WALVIS BAY – Accusations of foreign workers occupying ordinary jobs such as positions for deckmates and cooks, and earning more than locals, have resurfaced.
At least fifty-five seamen employed by Namsov Fishing at Walvis Bay yesterday morning downed tools in discontent over disparities in the pay of seagoing personnel, among other grievances.
Allegations are that some fishing companies pay foreign workers huge salaries with another bone of contention being that their pay is not in Namibian dollars. Other allegations concern alleged unfair dismissals, exploitation of Namibian seamen by Namsov and benefits that are not forthcoming.
The workers who are employed on five horse-mackerel fishing vessels complained strongly about the company allegedly employing Russians in ordinary jobs that Namibians could do and paying them exorbitant salaries and wages.
The seamen said Namibia has been “crying about unemployment” yet again foreigners are shipped in to occupy jobs for deckmates and cooks, positions that Namibians are equally qualified to fill.
The workers who marched under the banner of the Namibia Fishing Industries and Fisherman’s Workers Union (NFI & FWU) also accused the company of “slowing the implementation of overtime and night allowance”.
Speaking on behalf of the employees, Immanuel Petrus said they were tired of low salaries with flimsy benefits, adding that the company’s land-based employees have more benefits than its sea-going personnel.
He claimed they are receiving a mere N$350 for housing while office staff receive much more for the same.
“Our social wellbeing is not being taken care of by decisions taken in the boardroom and without our being considered,” Petrus said.
He added that some seamen who were dismissed were still waiting to be reinstated as recommended three years ago.
“Up to now we are still waiting for the reinstatement of the workers.
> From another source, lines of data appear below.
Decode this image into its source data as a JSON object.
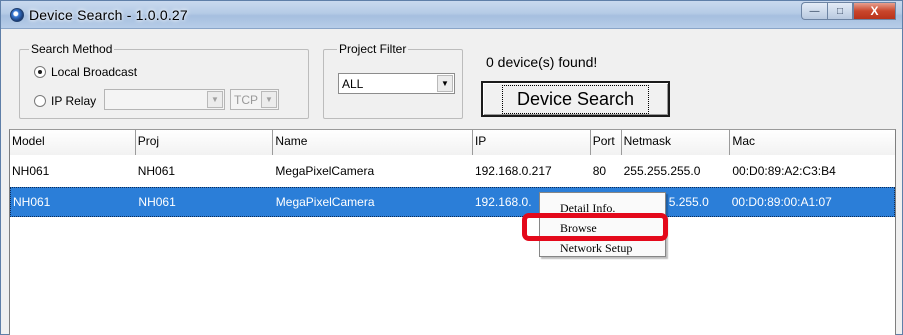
{
  "window": {
    "title": "Device Search - 1.0.0.27",
    "controls": {
      "minimize": "—",
      "maximize": "□",
      "close": "X"
    }
  },
  "search_method": {
    "legend": "Search Method",
    "options": [
      {
        "label": "Local Broadcast",
        "checked": true
      },
      {
        "label": "IP Relay",
        "checked": false
      }
    ],
    "ip_relay_value": "",
    "protocol_value": "TCP"
  },
  "project_filter": {
    "legend": "Project Filter",
    "value": "ALL"
  },
  "status": {
    "found_text": "0 device(s) found!"
  },
  "device_search_button": {
    "label": "Device Search"
  },
  "table": {
    "columns": [
      "Model",
      "Proj",
      "Name",
      "IP",
      "Port",
      "Netmask",
      "Mac"
    ],
    "rows": [
      [
        "NH061",
        "NH061",
        "MegaPixelCamera",
        "192.168.0.217",
        "80",
        "255.255.255.0",
        "00:D0:89:A2:C3:B4"
      ],
      [
        "NH061",
        "NH061",
        "MegaPixelCamera",
        "192.168.0.",
        "",
        "5.255.0",
        "00:D0:89:00:A1:07"
      ]
    ],
    "selected_row": 1
  },
  "context_menu": {
    "items": [
      "Detail Info.",
      "Browse",
      "Network Setup"
    ],
    "highlighted": "Browse"
  },
  "colors": {
    "selection": "#2b7ed8",
    "highlight_box": "#e4091b"
  }
}
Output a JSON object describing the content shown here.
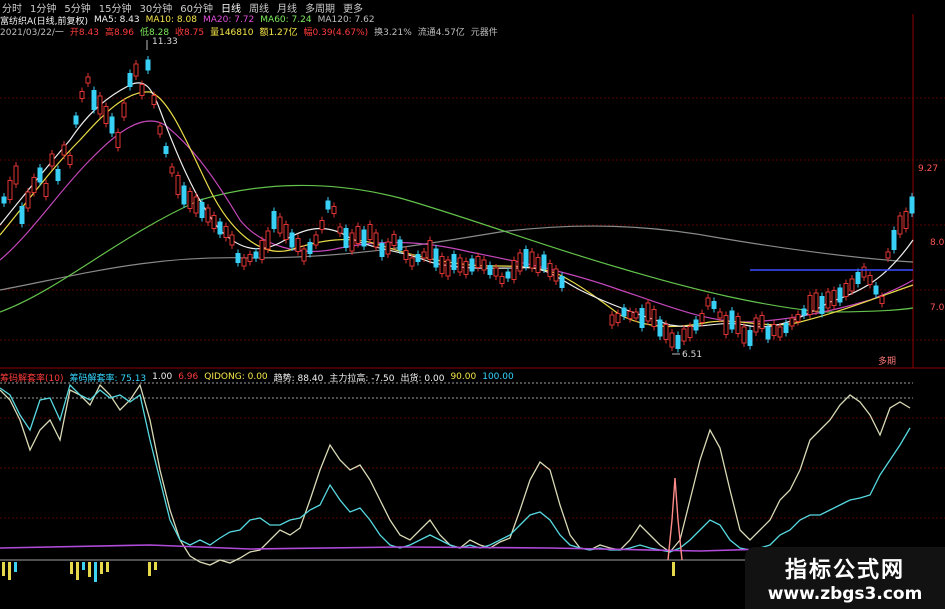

We want the company to explain why the process has been dragging on,” he said
Petrus said none of the seamen are paid overtime. “The Namibian Labour Act makes provision for overtime but payment for overtime is not forthcoming,” he said.
Petrus said the seamen were demanding their long “overdue payment of overtime and night allowances with immediate effect”.
They are also demanding the company stop “disrespecting and undermining Namibian seamen” and that incentive bonuses be paid to all employees.
The protestors gave the company 24 hours to respond to their petition that was received by the chief executive officer of Namsov, Jerome Mouton.
Mouton said he acknowledged the concerns that were raised by the employees and would definitely investigate their grievances before responding.
No operations of the vessels were disrupted by the demonstration and the seamen indicated that they would not engage in any illegal act as they had the “company’s wellbeing at heart”.
By Eveline de Klerk